Sophie Laurent1, Carmen Burtéa1, Vincent Rerat2, Jacqueline Marchand-Brynaert2, Luce Vander Elst1, Robert N. Muller1
1Université de Mons, Mons, Belgium; 2Université catholique de Louvain, Louvain-la-Neuve , Belgium
In this work, we describe the grafting of a home-made RGD peptidomimetic on ultrasmall particles of iron oxide (USPIO) coated with 3,3’-bis(phosphonate)propionic acid, and the determination of the grafting rates by X-ray photoelectron spectroscopy (XPS). The USPIO-g-Mimic have been characterized by photon correlation spectroscopy (PCS); their magnetometric and relaxometric profiles, and their capacity to target leukemic cells were also analyzed.

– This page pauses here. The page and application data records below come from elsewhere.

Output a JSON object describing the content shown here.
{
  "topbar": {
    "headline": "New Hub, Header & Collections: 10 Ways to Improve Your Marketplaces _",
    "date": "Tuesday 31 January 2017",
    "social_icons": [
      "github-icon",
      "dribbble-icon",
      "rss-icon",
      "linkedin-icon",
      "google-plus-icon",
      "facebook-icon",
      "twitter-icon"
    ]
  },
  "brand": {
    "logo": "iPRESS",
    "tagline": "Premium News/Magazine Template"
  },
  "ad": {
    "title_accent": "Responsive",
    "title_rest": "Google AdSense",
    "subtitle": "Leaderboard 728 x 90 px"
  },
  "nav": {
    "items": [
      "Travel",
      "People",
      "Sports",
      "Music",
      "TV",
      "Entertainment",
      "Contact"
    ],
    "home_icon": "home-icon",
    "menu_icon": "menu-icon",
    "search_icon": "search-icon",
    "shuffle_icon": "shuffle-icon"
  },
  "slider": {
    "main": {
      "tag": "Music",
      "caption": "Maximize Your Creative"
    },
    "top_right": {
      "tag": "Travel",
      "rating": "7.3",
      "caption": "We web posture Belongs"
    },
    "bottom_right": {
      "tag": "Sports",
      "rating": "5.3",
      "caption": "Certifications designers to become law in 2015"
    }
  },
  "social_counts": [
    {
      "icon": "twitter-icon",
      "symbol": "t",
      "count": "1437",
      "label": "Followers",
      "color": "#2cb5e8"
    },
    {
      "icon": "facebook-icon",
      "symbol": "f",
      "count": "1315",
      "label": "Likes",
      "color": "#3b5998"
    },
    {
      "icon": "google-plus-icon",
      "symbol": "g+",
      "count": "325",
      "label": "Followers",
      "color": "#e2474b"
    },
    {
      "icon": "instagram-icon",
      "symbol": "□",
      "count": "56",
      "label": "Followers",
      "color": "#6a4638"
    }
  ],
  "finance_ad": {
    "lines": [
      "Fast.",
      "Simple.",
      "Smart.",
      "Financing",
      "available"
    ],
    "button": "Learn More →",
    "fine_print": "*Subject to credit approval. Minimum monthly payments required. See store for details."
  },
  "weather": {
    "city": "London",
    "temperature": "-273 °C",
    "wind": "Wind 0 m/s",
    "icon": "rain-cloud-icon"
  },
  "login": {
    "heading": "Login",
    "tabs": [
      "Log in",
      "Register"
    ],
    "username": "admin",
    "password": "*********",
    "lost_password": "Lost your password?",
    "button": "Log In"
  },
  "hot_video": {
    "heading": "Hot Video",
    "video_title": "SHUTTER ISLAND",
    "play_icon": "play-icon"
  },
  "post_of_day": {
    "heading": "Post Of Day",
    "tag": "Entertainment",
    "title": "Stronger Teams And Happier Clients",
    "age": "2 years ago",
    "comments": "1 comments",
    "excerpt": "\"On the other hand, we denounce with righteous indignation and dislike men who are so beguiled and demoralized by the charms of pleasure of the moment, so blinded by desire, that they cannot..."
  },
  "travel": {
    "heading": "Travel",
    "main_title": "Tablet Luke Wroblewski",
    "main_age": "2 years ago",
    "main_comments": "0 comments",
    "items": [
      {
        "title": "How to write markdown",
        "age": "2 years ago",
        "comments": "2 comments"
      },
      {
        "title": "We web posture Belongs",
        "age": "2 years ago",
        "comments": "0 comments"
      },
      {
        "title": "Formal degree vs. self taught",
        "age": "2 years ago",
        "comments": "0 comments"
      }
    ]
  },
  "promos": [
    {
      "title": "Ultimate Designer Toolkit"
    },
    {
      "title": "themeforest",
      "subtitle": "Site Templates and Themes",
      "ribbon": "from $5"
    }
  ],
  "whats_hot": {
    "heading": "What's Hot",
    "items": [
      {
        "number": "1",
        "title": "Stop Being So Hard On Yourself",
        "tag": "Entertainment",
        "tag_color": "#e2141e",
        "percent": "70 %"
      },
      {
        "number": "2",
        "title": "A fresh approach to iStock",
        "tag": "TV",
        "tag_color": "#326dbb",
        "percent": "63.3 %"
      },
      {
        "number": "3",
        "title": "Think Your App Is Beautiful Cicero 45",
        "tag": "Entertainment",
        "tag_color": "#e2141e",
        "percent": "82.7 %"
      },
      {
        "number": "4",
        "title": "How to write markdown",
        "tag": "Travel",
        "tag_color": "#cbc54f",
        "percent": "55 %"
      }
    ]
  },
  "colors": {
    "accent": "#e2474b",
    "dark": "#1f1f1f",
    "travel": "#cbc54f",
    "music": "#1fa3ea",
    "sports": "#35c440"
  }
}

Sung Lan Jeon1, Min Kyung Chae, Eun Ju Jang, Jee-Hyun Cho, Kwan Soo Hong, Gyunggoo Cho, Chulhyun Lee
1Korea Basic Science Institute, Cheongwon-gun, Chungcheongbuk-do, Korea, Republic of
Nanoparticles with small size and large surface provide magnetic resonance image with high sensitivity and specificity at low imaging-agent concentration. Metal oxide nanoparticles with hollow spheres can incorporate therapeutic agents into their payloads, enabling simultaneous MRI diagnosis and delivery of drugs to targeted sites. Herein, we report a facile synthesis of nontoxic cracked iron oxide nanoparticles (CIONPs) from hydrophobic FeO nanoparticles (HIONPs) via 3 steps. With complex surface structure, CIONPs showed improved r2 relaxivities compared to hydrophobic FeO nanoparticles (HIONPs). We expect that CIONPs have the potential application as a drug or chemical delivery vehicle because of their cracked spheres. In addition, cellular and in vivo MR imaging study with CIONPs will be tested.